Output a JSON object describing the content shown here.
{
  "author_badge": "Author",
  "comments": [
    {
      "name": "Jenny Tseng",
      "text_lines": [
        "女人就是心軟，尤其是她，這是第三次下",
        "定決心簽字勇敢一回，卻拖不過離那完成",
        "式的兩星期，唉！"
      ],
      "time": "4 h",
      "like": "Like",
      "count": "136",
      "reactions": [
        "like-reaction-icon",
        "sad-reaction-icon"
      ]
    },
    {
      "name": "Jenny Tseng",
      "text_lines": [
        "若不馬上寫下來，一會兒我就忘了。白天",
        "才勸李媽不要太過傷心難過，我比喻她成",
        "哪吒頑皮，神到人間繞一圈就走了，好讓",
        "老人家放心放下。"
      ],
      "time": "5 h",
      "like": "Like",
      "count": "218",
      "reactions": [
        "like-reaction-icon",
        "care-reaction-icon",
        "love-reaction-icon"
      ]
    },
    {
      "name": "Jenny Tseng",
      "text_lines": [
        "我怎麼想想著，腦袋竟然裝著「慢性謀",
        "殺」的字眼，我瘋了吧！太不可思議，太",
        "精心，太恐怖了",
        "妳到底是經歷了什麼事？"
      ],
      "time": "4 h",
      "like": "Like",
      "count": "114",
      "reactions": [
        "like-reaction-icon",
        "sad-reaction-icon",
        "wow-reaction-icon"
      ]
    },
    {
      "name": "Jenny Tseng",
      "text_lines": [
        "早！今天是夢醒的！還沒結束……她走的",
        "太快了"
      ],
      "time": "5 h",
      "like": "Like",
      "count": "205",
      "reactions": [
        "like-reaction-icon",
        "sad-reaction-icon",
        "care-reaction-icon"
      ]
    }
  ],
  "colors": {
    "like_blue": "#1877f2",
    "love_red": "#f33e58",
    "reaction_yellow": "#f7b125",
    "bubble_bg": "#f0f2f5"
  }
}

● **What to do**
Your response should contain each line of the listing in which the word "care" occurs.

● **Solution below**
        "care-reaction-icon",
        "care-reaction-icon"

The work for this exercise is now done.